» **WORK REQUEST**
Output the entries below unchanged, except for the pictures.

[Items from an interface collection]
######
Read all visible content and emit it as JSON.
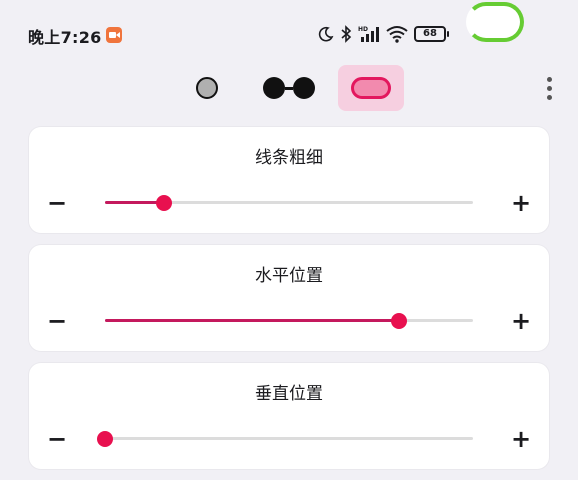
{
  "status_bar": {
    "time": "晚上7:26",
    "battery": "68",
    "icons": [
      "moon-icon",
      "bluetooth-icon",
      "hd-signal-icon",
      "wifi-icon",
      "battery-icon"
    ]
  },
  "toolbar": {
    "tools": [
      {
        "name": "single-circle",
        "icon": "circle-icon",
        "active": false
      },
      {
        "name": "double-circle",
        "icon": "glasses-icon",
        "active": false
      },
      {
        "name": "capsule",
        "icon": "capsule-icon",
        "active": true
      }
    ],
    "more_icon": "more-vertical-icon"
  },
  "sliders": [
    {
      "title": "线条粗细",
      "minus": "−",
      "plus": "+",
      "value": 0.16
    },
    {
      "title": "水平位置",
      "minus": "−",
      "plus": "+",
      "value": 0.8
    },
    {
      "title": "垂直位置",
      "minus": "−",
      "plus": "+",
      "value": 0.0
    }
  ],
  "colors": {
    "accent": "#e8104f",
    "fill": "#c4195d",
    "active_tool_bg": "#f6cfe0",
    "record_badge": "#f0743c",
    "green_indicator": "#66cc33"
  }
}
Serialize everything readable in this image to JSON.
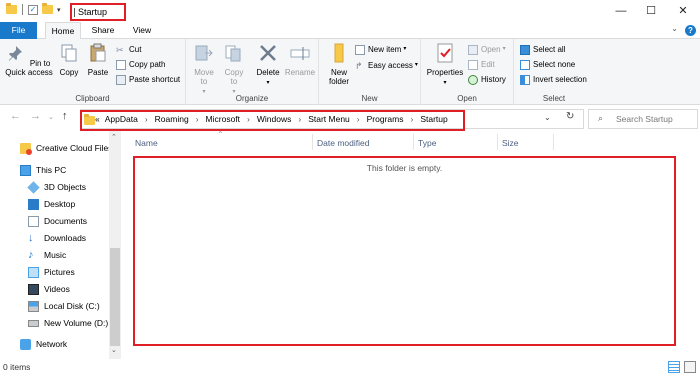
{
  "titlebar": {
    "title": "Startup",
    "minimize": "—",
    "maximize": "☐",
    "close": "✕"
  },
  "tabs": [
    {
      "label": "File"
    },
    {
      "label": "Home"
    },
    {
      "label": "Share"
    },
    {
      "label": "View"
    }
  ],
  "ribbon": {
    "clipboard": {
      "label": "Clipboard",
      "pin": "Pin to Quick access",
      "copy": "Copy",
      "paste": "Paste",
      "cut": "Cut",
      "copy_path": "Copy path",
      "paste_shortcut": "Paste shortcut"
    },
    "organize": {
      "label": "Organize",
      "move_to": "Move to",
      "copy_to": "Copy to",
      "delete": "Delete",
      "rename": "Rename"
    },
    "new": {
      "label": "New",
      "new_folder": "New folder",
      "new_item": "New item",
      "easy_access": "Easy access"
    },
    "open": {
      "label": "Open",
      "properties": "Properties",
      "open": "Open",
      "edit": "Edit",
      "history": "History"
    },
    "select": {
      "label": "Select",
      "select_all": "Select all",
      "select_none": "Select none",
      "invert": "Invert selection"
    }
  },
  "address": {
    "overflow": "«",
    "crumbs": [
      "AppData",
      "Roaming",
      "Microsoft",
      "Windows",
      "Start Menu",
      "Programs",
      "Startup"
    ]
  },
  "search": {
    "placeholder": "Search Startup"
  },
  "nav": {
    "items": [
      {
        "label": "Creative Cloud Files",
        "icon": "creative-cloud-icon"
      },
      {
        "label": "This PC",
        "icon": "pc-icon"
      },
      {
        "label": "3D Objects",
        "icon": "cube-icon"
      },
      {
        "label": "Desktop",
        "icon": "desktop-icon"
      },
      {
        "label": "Documents",
        "icon": "document-icon"
      },
      {
        "label": "Downloads",
        "icon": "download-icon"
      },
      {
        "label": "Music",
        "icon": "music-icon"
      },
      {
        "label": "Pictures",
        "icon": "picture-icon"
      },
      {
        "label": "Videos",
        "icon": "video-icon"
      },
      {
        "label": "Local Disk (C:)",
        "icon": "drive-icon"
      },
      {
        "label": "New Volume (D:)",
        "icon": "drive-icon"
      },
      {
        "label": "Network",
        "icon": "network-icon"
      }
    ]
  },
  "columns": {
    "name": "Name",
    "date_modified": "Date modified",
    "type": "Type",
    "size": "Size"
  },
  "content": {
    "empty_message": "This folder is empty."
  },
  "status": {
    "item_count": "0 items"
  },
  "colors": {
    "accent": "#1979ca",
    "highlight": "#e01e26",
    "folder": "#f7c948"
  }
}
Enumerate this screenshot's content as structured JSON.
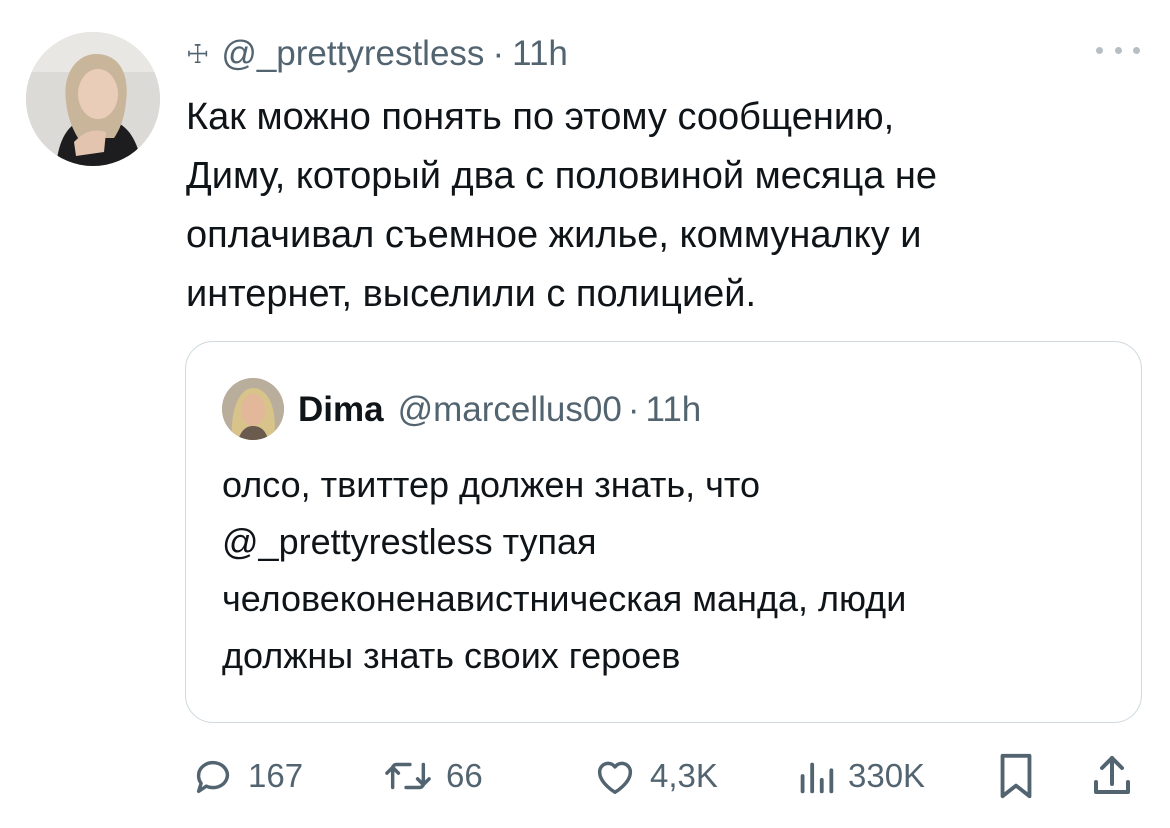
{
  "tweet": {
    "cross_glyph": "☩",
    "handle": "@_prettyrestless",
    "separator": "·",
    "time": "11h",
    "text_lines": [
      "Как можно понять по этому сообщению,",
      "Диму, который два с половиной месяца не",
      "оплачивал съемное жилье, коммуналку и",
      "интернет, выселили с полицией."
    ]
  },
  "quote": {
    "name": "Dima",
    "handle": "@marcellus00",
    "separator": "·",
    "time": "11h",
    "text_lines": [
      "олсо, твиттер должен знать, что",
      "@_prettyrestless тупая",
      "человеконенавистническая манда, люди",
      "должны знать своих героев"
    ]
  },
  "actions": {
    "replies": "167",
    "reposts": "66",
    "likes": "4,3K",
    "views": "330K"
  },
  "icons": [
    "more-icon",
    "reply-icon",
    "repost-icon",
    "like-icon",
    "views-icon",
    "bookmark-icon",
    "share-icon"
  ],
  "colors": {
    "text": "#0f1419",
    "secondary": "#536471",
    "border": "#cfd9de"
  }
}
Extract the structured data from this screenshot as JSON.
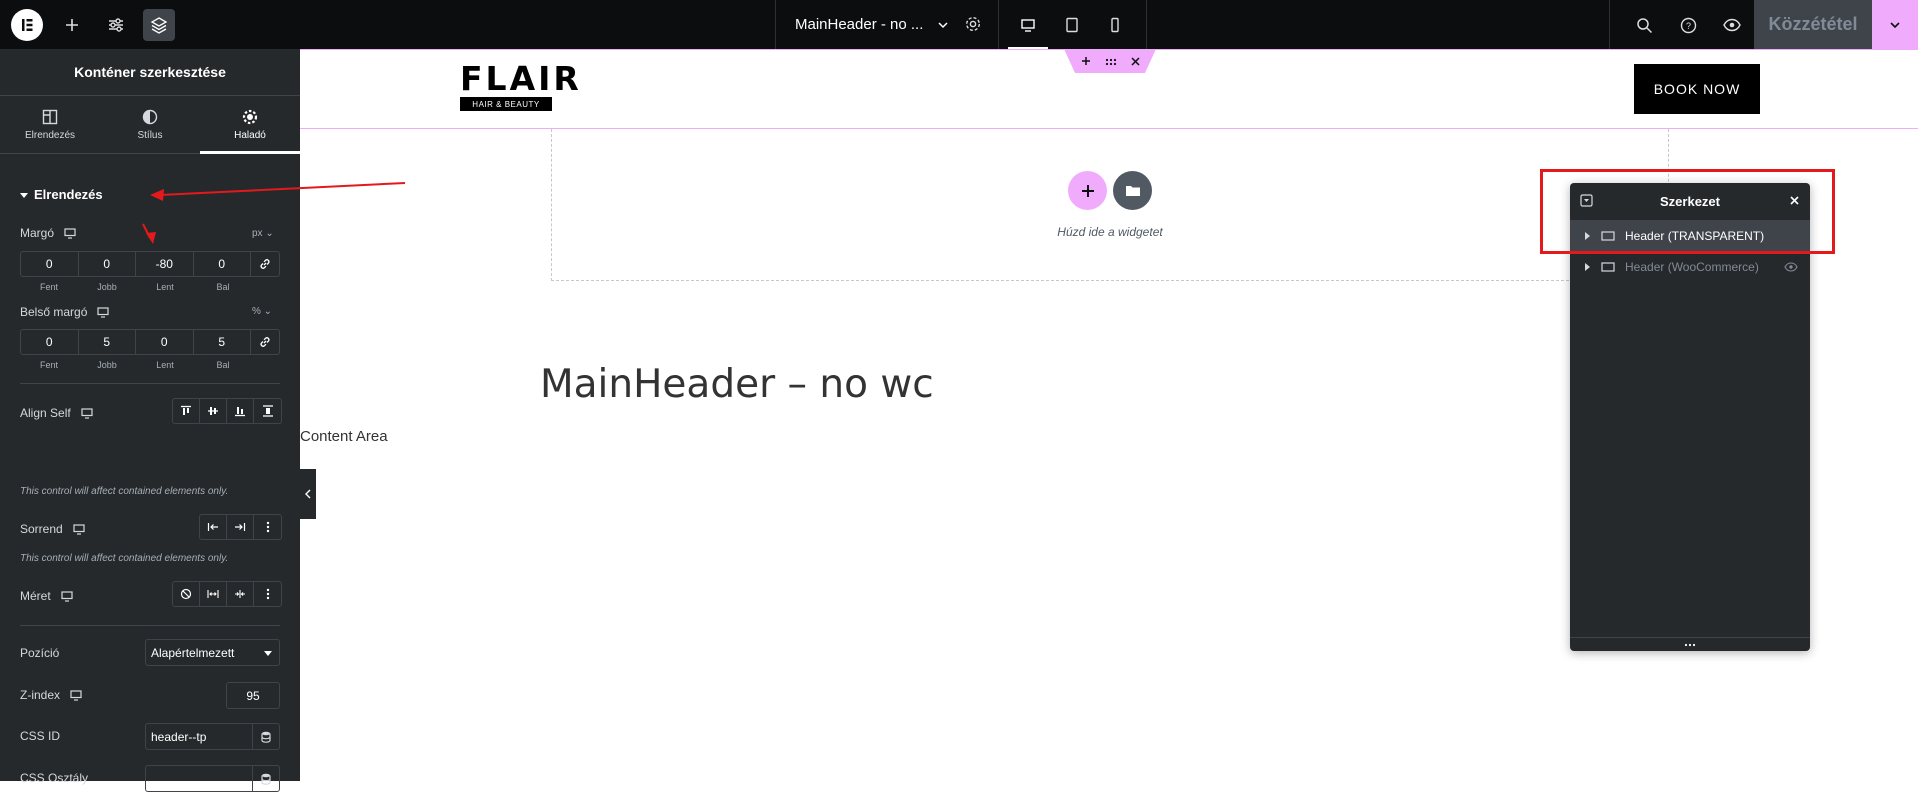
{
  "topbar": {
    "doc_title": "MainHeader - no ...",
    "publish_label": "Közzététel"
  },
  "panel": {
    "title": "Konténer szerkesztése",
    "tabs": [
      {
        "label": "Elrendezés"
      },
      {
        "label": "Stílus"
      },
      {
        "label": "Haladó"
      }
    ],
    "section": "Elrendezés",
    "margin": {
      "label": "Margó",
      "unit": "px",
      "values": [
        "0",
        "0",
        "-80",
        "0"
      ],
      "sides": [
        "Fent",
        "Jobb",
        "Lent",
        "Bal"
      ]
    },
    "padding": {
      "label": "Belső margó",
      "unit": "%",
      "values": [
        "0",
        "5",
        "0",
        "5"
      ],
      "sides": [
        "Fent",
        "Jobb",
        "Lent",
        "Bal"
      ]
    },
    "align_self": {
      "label": "Align Self",
      "hint": "This control will affect contained elements only."
    },
    "order": {
      "label": "Sorrend",
      "hint": "This control will affect contained elements only."
    },
    "size": {
      "label": "Méret"
    },
    "position": {
      "label": "Pozíció",
      "value": "Alapértelmezett"
    },
    "zindex": {
      "label": "Z-index",
      "value": "95"
    },
    "css_id": {
      "label": "CSS ID",
      "value": "header--tp"
    },
    "css_class": {
      "label": "CSS Osztály",
      "value": ""
    }
  },
  "canvas": {
    "logo_word": "FLAIR",
    "logo_sub": "HAIR & BEAUTY",
    "book_label": "BOOK NOW",
    "drop_text": "Húzd ide a widgetet",
    "page_title": "MainHeader – no wc",
    "content_area": "Content Area"
  },
  "navigator": {
    "title": "Szerkezet",
    "items": [
      {
        "label": "Header (TRANSPARENT)"
      },
      {
        "label": "Header (WooCommerce)"
      }
    ]
  },
  "colors": {
    "accent": "#f0abfc",
    "panel_bg": "#26292c",
    "annotation": "#e3191b"
  }
}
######
» **EXERCISE SOLUTION**
Read all visible content and emit it as JSON.
{
  "status_bar": {
    "time": "晚上7:26",
    "battery": "68",
    "icons": [
      "moon-icon",
      "bluetooth-icon",
      "hd-signal-icon",
      "wifi-icon",
      "battery-icon"
    ]
  },
  "toolbar": {
    "tools": [
      {
        "name": "single-circle",
        "icon": "circle-icon",
        "active": false
      },
      {
        "name": "double-circle",
        "icon": "glasses-icon",
        "active": false
      },
      {
        "name": "capsule",
        "icon": "capsule-icon",
        "active": true
      }
    ],
    "more_icon": "more-vertical-icon"
  },
  "sliders": [
    {
      "title": "线条粗细",
      "minus": "−",
      "plus": "+",
      "value": 0.16
    },
    {
      "title": "水平位置",
      "minus": "−",
      "plus": "+",
      "value": 0.8
    },
    {
      "title": "垂直位置",
      "minus": "−",
      "plus": "+",
      "value": 0.0
    }
  ],
  "colors": {
    "accent": "#e8104f",
    "fill": "#c4195d",
    "active_tool_bg": "#f6cfe0",
    "record_badge": "#f0743c",
    "green_indicator": "#66cc33"
  }
}
Serialize everything readable in this image to JSON.
{
  "titlebar": {
    "title": "Startup",
    "minimize": "—",
    "maximize": "☐",
    "close": "✕"
  },
  "tabs": [
    {
      "label": "File"
    },
    {
      "label": "Home"
    },
    {
      "label": "Share"
    },
    {
      "label": "View"
    }
  ],
  "ribbon": {
    "clipboard": {
      "label": "Clipboard",
      "pin": "Pin to Quick access",
      "copy": "Copy",
      "paste": "Paste",
      "cut": "Cut",
      "copy_path": "Copy path",
      "paste_shortcut": "Paste shortcut"
    },
    "organize": {
      "label": "Organize",
      "move_to": "Move to",
      "copy_to": "Copy to",
      "delete": "Delete",
      "rename": "Rename"
    },
    "new": {
      "label": "New",
      "new_folder": "New folder",
      "new_item": "New item",
      "easy_access": "Easy access"
    },
    "open": {
      "label": "Open",
      "properties": "Properties",
      "open": "Open",
      "edit": "Edit",
      "history": "History"
    },
    "select": {
      "label": "Select",
      "select_all": "Select all",
      "select_none": "Select none",
      "invert": "Invert selection"
    }
  },
  "address": {
    "overflow": "«",
    "crumbs": [
      "AppData",
      "Roaming",
      "Microsoft",
      "Windows",
      "Start Menu",
      "Programs",
      "Startup"
    ]
  },
  "search": {
    "placeholder": "Search Startup"
  },
  "nav": {
    "items": [
      {
        "label": "Creative Cloud Files",
        "icon": "creative-cloud-icon"
      },
      {
        "label": "This PC",
        "icon": "pc-icon"
      },
      {
        "label": "3D Objects",
        "icon": "cube-icon"
      },
      {
        "label": "Desktop",
        "icon": "desktop-icon"
      },
      {
        "label": "Documents",
        "icon": "document-icon"
      },
      {
        "label": "Downloads",
        "icon": "download-icon"
      },
      {
        "label": "Music",
        "icon": "music-icon"
      },
      {
        "label": "Pictures",
        "icon": "picture-icon"
      },
      {
        "label": "Videos",
        "icon": "video-icon"
      },
      {
        "label": "Local Disk (C:)",
        "icon": "drive-icon"
      },
      {
        "label": "New Volume (D:)",
        "icon": "drive-icon"
      },
      {
        "label": "Network",
        "icon": "network-icon"
      }
    ]
  },
  "columns": {
    "name": "Name",
    "date_modified": "Date modified",
    "type": "Type",
    "size": "Size"
  },
  "content": {
    "empty_message": "This folder is empty."
  },
  "status": {
    "item_count": "0 items"
  },
  "colors": {
    "accent": "#1979ca",
    "highlight": "#e01e26",
    "folder": "#f7c948"
  }
}
Enumerate this screenshot's content as structured JSON.
{
  "tweet": {
    "cross_glyph": "☩",
    "handle": "@_prettyrestless",
    "separator": "·",
    "time": "11h",
    "text_lines": [
      "Как можно понять по этому сообщению,",
      "Диму, который два с половиной месяца не",
      "оплачивал съемное жилье, коммуналку и",
      "интернет, выселили с полицией."
    ]
  },
  "quote": {
    "name": "Dima",
    "handle": "@marcellus00",
    "separator": "·",
    "time": "11h",
    "text_lines": [
      "олсо, твиттер должен знать, что",
      "@_prettyrestless тупая",
      "человеконенавистническая манда, люди",
      "должны знать своих героев"
    ]
  },
  "actions": {
    "replies": "167",
    "reposts": "66",
    "likes": "4,3K",
    "views": "330K"
  },
  "icons": [
    "more-icon",
    "reply-icon",
    "repost-icon",
    "like-icon",
    "views-icon",
    "bookmark-icon",
    "share-icon"
  ],
  "colors": {
    "text": "#0f1419",
    "secondary": "#536471",
    "border": "#cfd9de"
  }
}
Extract the structured data from this screenshot as JSON.
{
  "topbar": {
    "doc_title": "MainHeader - no ...",
    "publish_label": "Közzététel"
  },
  "panel": {
    "title": "Konténer szerkesztése",
    "tabs": [
      {
        "label": "Elrendezés"
      },
      {
        "label": "Stílus"
      },
      {
        "label": "Haladó"
      }
    ],
    "section": "Elrendezés",
    "margin": {
      "label": "Margó",
      "unit": "px",
      "values": [
        "0",
        "0",
        "-80",
        "0"
      ],
      "sides": [
        "Fent",
        "Jobb",
        "Lent",
        "Bal"
      ]
    },
    "padding": {
      "label": "Belső margó",
      "unit": "%",
      "values": [
        "0",
        "5",
        "0",
        "5"
      ],
      "sides": [
        "Fent",
        "Jobb",
        "Lent",
        "Bal"
      ]
    },
    "align_self": {
      "label": "Align Self",
      "hint": "This control will affect contained elements only."
    },
    "order": {
      "label": "Sorrend",
      "hint": "This control will affect contained elements only."
    },
    "size": {
      "label": "Méret"
    },
    "position": {
      "label": "Pozíció",
      "value": "Alapértelmezett"
    },
    "zindex": {
      "label": "Z-index",
      "value": "95"
    },
    "css_id": {
      "label": "CSS ID",
      "value": "header--tp"
    },
    "css_class": {
      "label": "CSS Osztály",
      "value": ""
    }
  },
  "canvas": {
    "logo_word": "FLAIR",
    "logo_sub": "HAIR & BEAUTY",
    "book_label": "BOOK NOW",
    "drop_text": "Húzd ide a widgetet",
    "page_title": "MainHeader – no wc",
    "content_area": "Content Area"
  },
  "navigator": {
    "title": "Szerkezet",
    "items": [
      {
        "label": "Header (TRANSPARENT)"
      },
      {
        "label": "Header (WooCommerce)"
      }
    ]
  },
  "colors": {
    "accent": "#f0abfc",
    "panel_bg": "#26292c",
    "annotation": "#e3191b"
  }
}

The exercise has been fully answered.